What makes it more problematic is that the “Occupy” people aren’t really having any impact on the “big wigs” they hate so much – the ones they’re hurting are the middle class, whose work days they’re interrupting and disrupting, and whose support they claim while simultaneous spitting in their faces and decrying them as fascist supporters of tyranny, all while cheering on speakers like this nutbag who cry for revolution and violence. And yet it never occurs to them is that the only reason they’re able to go out there and protest and communicate they way they do is because of the hard work of the people they hate so much.

So I’m sure you mean well, Max, but this isn’t the answer.

On Tonight’s Debate

Dear Julianna Goldman: “Hypothetical” – look it up in a dictionary. “A majority of people believing” that something will come to pass does not make it any less a hypothesis.

Dear Mitt Romney: Answer a damn question. Any of them. Just one. Please?

Dear Hermain Cain: Stop saying “999.” It really does sound like a pizza box. Also, trying to follow the drinking game is way too hard on my liver.

Dear Rick Santorum: Stop saying war. People don’t like war. Especially with China. Didn’t you see Red Dawn? It’s like that, but there’s a BILLION of them.

Dear Michelle Bachmann: Stop saying anything. Seriously. Just stop.

Dear Ron Paul: Ask more questions, please. I think you just killed Cain’s candidacy with those doozies.

Dear Rick Perry: Don’t forget your Xanax next time.

Dear Newt Gingrich: You’ll make a great Vice President.

And that’s everyone. Huh? Jon who? No, I’m pretty sure that was all of them.

Quote of the night goes to Herman Cain:

“The problem with that analysis is that it’s incorrect.”

The education problem

With all the political news and events lately, one of the things I keep hearing about is education – specifically, funding. I don’t know that I’ve weighed in on the issue before, but here are some of my thoughts on the matter, in no particular order.

If we assume the problem with education is that the end result of the system’s efforts – that is, whether or not people are educated – is less than ideal, then we must approach the problem from a certain direction. Not all people see it that way, but for the sake of my own sanity, that’s where I’ll be addressing it from.

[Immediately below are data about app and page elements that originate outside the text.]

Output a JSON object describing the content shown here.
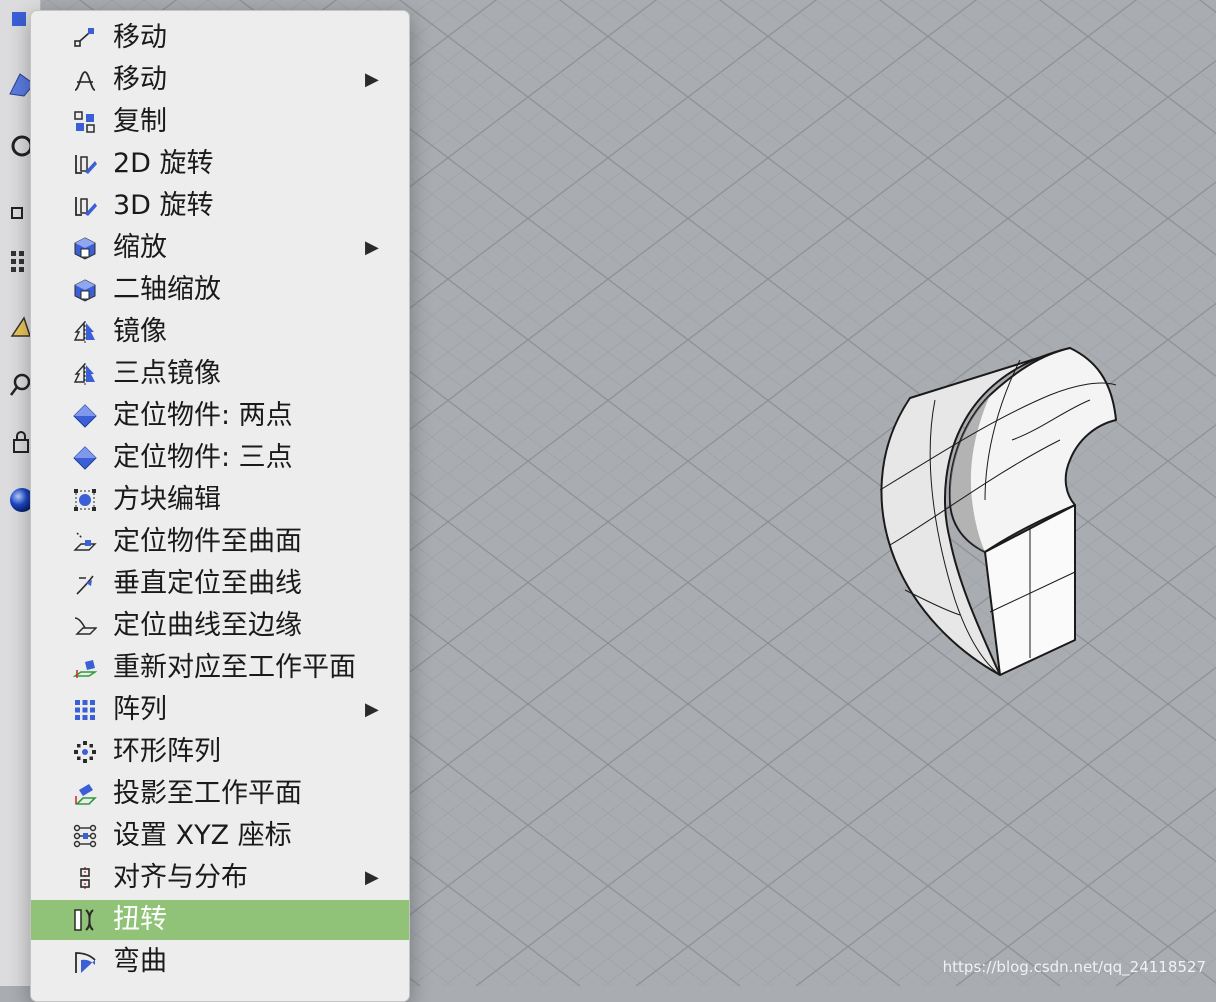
{
  "menu": {
    "items": [
      {
        "label": "移动",
        "icon": "move-icon",
        "submenu": false,
        "highlighted": false
      },
      {
        "label": "移动",
        "icon": "move-curve-icon",
        "submenu": true,
        "highlighted": false
      },
      {
        "label": "复制",
        "icon": "copy-icon",
        "submenu": false,
        "highlighted": false
      },
      {
        "label": "2D 旋转",
        "icon": "rotate-2d-icon",
        "submenu": false,
        "highlighted": false
      },
      {
        "label": "3D 旋转",
        "icon": "rotate-3d-icon",
        "submenu": false,
        "highlighted": false
      },
      {
        "label": "缩放",
        "icon": "scale-icon",
        "submenu": true,
        "highlighted": false
      },
      {
        "label": "二轴缩放",
        "icon": "scale-2d-icon",
        "submenu": false,
        "highlighted": false
      },
      {
        "label": "镜像",
        "icon": "mirror-icon",
        "submenu": false,
        "highlighted": false
      },
      {
        "label": "三点镜像",
        "icon": "mirror-3pt-icon",
        "submenu": false,
        "highlighted": false
      },
      {
        "label": "定位物件: 两点",
        "icon": "orient-2pt-icon",
        "submenu": false,
        "highlighted": false
      },
      {
        "label": "定位物件: 三点",
        "icon": "orient-3pt-icon",
        "submenu": false,
        "highlighted": false
      },
      {
        "label": "方块编辑",
        "icon": "box-edit-icon",
        "submenu": false,
        "highlighted": false
      },
      {
        "label": "定位物件至曲面",
        "icon": "orient-on-surface-icon",
        "submenu": false,
        "highlighted": false
      },
      {
        "label": "垂直定位至曲线",
        "icon": "orient-perp-curve-icon",
        "submenu": false,
        "highlighted": false
      },
      {
        "label": "定位曲线至边缘",
        "icon": "orient-curve-edge-icon",
        "submenu": false,
        "highlighted": false
      },
      {
        "label": "重新对应至工作平面",
        "icon": "remap-cplane-icon",
        "submenu": false,
        "highlighted": false
      },
      {
        "label": "阵列",
        "icon": "array-icon",
        "submenu": true,
        "highlighted": false
      },
      {
        "label": "环形阵列",
        "icon": "polar-array-icon",
        "submenu": false,
        "highlighted": false
      },
      {
        "label": "投影至工作平面",
        "icon": "project-cplane-icon",
        "submenu": false,
        "highlighted": false
      },
      {
        "label": "设置 XYZ 座标",
        "icon": "set-xyz-icon",
        "submenu": false,
        "highlighted": false
      },
      {
        "label": "对齐与分布",
        "icon": "align-icon",
        "submenu": true,
        "highlighted": false
      },
      {
        "label": "扭转",
        "icon": "twist-icon",
        "submenu": false,
        "highlighted": true
      },
      {
        "label": "弯曲",
        "icon": "bend-icon",
        "submenu": false,
        "highlighted": false
      }
    ],
    "submenu_arrow": "▶",
    "highlight_color": "#90c277"
  },
  "watermark": "https://blog.csdn.net/qq_24118527",
  "colors": {
    "viewport_bg": "#a9acb1",
    "grid_minor": "#9fa2a7",
    "grid_major": "#8e9196",
    "icon_blue": "#3b5fd6"
  }
}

If the issue is that children are not getting a proper education, then we must first seek to answer the question: what is a proper education? Most agree it includes some math, some history, some basic grammar and language skills. Many would add other knowledge subjects – geography, civics, or literature. Some would add practical skills like critical thinking or logic. Others would insist that subjects like art and music be added. Establishing a baseline expectation is, I think, nearly impossible when addressed in specifics, but becomes manageable when addressed as general goals. My proposed goals would break down into four basic groups:

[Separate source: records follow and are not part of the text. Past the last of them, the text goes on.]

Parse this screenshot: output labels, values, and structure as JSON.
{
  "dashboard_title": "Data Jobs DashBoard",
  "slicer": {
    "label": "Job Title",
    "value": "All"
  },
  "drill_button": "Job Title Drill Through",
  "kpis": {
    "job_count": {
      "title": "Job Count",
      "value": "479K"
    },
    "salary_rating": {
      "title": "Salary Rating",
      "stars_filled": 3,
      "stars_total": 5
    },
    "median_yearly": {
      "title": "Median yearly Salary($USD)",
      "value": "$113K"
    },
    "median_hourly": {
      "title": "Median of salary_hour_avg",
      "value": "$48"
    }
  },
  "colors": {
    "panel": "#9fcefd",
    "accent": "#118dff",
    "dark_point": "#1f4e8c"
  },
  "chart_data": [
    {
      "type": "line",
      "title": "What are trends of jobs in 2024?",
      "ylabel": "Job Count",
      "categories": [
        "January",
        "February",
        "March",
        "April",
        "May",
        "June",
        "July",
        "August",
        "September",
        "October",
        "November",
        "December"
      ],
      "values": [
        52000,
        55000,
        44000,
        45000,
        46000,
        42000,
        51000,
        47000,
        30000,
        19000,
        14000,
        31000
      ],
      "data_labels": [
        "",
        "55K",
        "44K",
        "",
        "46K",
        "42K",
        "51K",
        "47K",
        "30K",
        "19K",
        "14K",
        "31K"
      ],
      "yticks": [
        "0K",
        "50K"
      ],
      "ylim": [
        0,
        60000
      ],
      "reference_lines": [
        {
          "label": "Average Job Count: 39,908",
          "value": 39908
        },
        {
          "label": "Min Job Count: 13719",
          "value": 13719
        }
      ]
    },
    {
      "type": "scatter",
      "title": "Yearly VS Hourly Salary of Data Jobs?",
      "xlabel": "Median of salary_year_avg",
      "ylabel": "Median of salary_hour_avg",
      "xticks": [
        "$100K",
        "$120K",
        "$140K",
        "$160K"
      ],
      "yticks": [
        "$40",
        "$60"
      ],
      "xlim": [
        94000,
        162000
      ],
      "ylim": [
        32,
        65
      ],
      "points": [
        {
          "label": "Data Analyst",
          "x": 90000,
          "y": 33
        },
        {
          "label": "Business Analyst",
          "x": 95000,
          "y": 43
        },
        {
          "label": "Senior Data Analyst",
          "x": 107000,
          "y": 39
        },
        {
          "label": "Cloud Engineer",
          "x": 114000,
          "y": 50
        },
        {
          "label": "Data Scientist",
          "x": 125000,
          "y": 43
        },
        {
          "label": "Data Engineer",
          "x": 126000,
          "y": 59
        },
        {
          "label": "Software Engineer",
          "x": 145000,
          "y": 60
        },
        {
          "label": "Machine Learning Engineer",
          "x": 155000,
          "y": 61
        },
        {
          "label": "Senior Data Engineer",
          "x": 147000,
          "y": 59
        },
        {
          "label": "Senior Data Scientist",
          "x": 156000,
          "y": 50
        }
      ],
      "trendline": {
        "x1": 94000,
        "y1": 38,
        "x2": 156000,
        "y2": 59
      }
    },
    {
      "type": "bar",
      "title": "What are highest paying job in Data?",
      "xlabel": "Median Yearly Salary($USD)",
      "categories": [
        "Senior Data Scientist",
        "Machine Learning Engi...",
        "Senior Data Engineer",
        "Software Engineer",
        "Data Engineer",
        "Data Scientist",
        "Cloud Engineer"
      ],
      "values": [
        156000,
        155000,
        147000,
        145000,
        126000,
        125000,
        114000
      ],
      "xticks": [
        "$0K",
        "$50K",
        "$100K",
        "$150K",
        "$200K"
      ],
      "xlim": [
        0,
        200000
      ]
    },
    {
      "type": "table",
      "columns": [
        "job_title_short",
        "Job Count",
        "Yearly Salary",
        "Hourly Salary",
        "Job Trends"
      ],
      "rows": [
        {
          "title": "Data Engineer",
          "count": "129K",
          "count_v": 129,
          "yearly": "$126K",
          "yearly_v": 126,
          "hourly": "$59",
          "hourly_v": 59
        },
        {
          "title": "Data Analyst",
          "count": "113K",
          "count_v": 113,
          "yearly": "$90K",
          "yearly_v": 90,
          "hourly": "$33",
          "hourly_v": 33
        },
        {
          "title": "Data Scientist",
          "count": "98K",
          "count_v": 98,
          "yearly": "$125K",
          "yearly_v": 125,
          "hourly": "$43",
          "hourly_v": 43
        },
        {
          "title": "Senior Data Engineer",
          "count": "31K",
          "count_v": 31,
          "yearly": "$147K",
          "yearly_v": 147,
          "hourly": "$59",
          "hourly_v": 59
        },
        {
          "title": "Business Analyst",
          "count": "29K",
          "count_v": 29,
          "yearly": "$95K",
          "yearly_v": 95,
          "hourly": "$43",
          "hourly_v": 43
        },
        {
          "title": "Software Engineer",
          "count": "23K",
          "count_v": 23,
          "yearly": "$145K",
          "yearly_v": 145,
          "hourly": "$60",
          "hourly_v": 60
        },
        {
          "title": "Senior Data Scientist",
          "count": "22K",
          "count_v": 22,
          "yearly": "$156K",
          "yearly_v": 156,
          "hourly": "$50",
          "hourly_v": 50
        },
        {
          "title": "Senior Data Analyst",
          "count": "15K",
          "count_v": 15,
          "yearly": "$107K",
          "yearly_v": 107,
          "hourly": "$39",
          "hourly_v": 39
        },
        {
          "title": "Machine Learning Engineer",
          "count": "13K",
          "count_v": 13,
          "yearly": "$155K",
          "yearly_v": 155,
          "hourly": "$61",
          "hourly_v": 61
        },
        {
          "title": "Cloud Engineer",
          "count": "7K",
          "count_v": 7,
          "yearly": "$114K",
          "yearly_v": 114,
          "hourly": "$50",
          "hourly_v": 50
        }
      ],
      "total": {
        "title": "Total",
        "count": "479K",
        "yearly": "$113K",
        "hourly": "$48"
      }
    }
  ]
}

  1. Knowledge – Having a basic understanding of mathematics, history, geography, civics, language, literature, science, etc.
  2. Reasoning – Critical thinking skills, deductive reasoning, logic.
  3. Character – Knowing the difference between right and wrong, the value of honor and honesty.
  4. Skills – Specific to the individual. Could encompass trade skills, art, music, writing, or general skills needed to hold a job.

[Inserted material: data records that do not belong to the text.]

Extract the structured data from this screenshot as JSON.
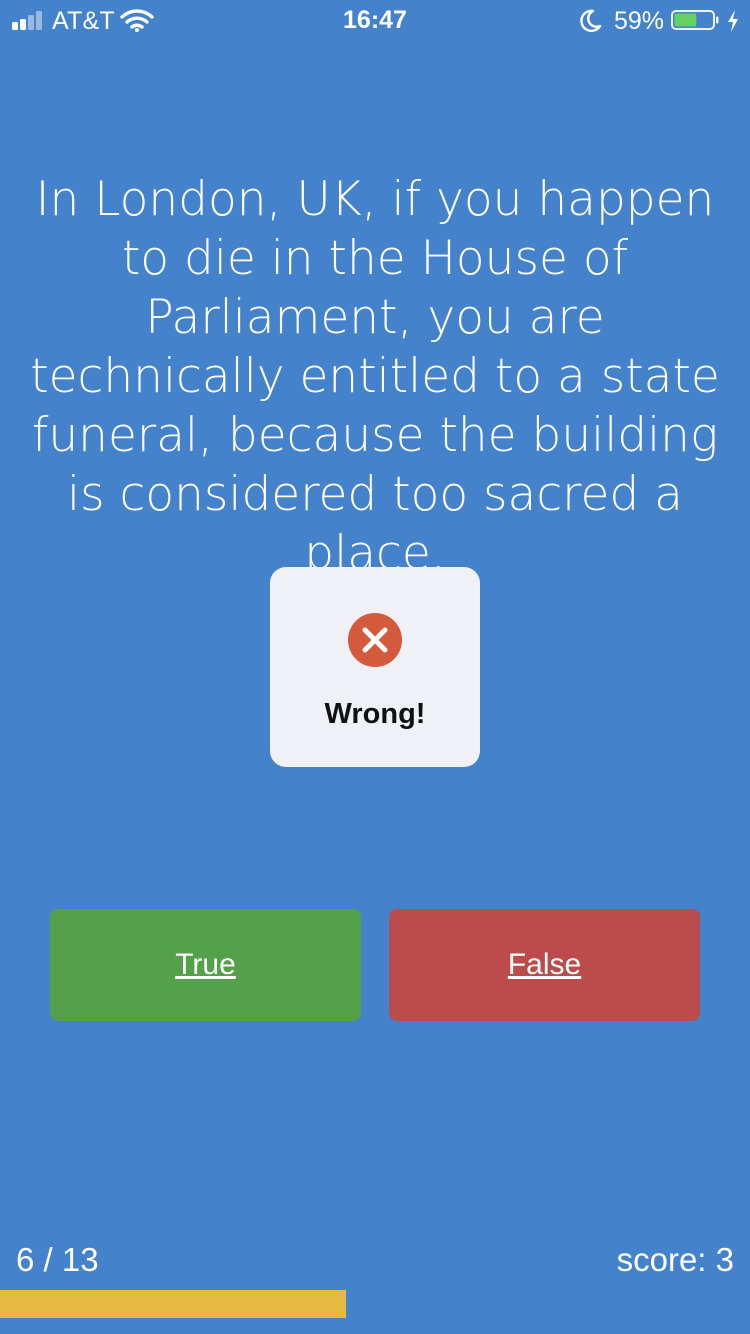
{
  "status_bar": {
    "carrier": "AT&T",
    "time": "16:47",
    "battery_percent": "59%",
    "battery_level": 0.59
  },
  "quiz": {
    "question": "In London, UK, if you happen to die in the House of Parliament, you are technically entitled to a state funeral, because the building is considered too sacred a place.",
    "feedback": {
      "icon": "x-circle-icon",
      "text": "Wrong!",
      "icon_color": "#d45a3c"
    },
    "answers": {
      "true_label": "True",
      "false_label": "False"
    },
    "progress": {
      "label": "6 / 13",
      "current": 6,
      "total": 13
    },
    "score_label": "score: 3"
  },
  "colors": {
    "background": "#4482cb",
    "true_button": "#55a04b",
    "false_button": "#bc4b4c",
    "progress_fill": "#e6b940",
    "feedback_card": "#eff1f6"
  }
}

This list does not seem to align very well with the results of public education, or even the stated goals – and that is not surprising, for I am no fan of public education. Education is a much bigger issue than just what is taught in the classroom, which I think gives us a fundamental problem when talking about public education as a concept – one that is deal-breaking, in my eyes, but we’ll return to that subject a bit later. Continue reading The education problem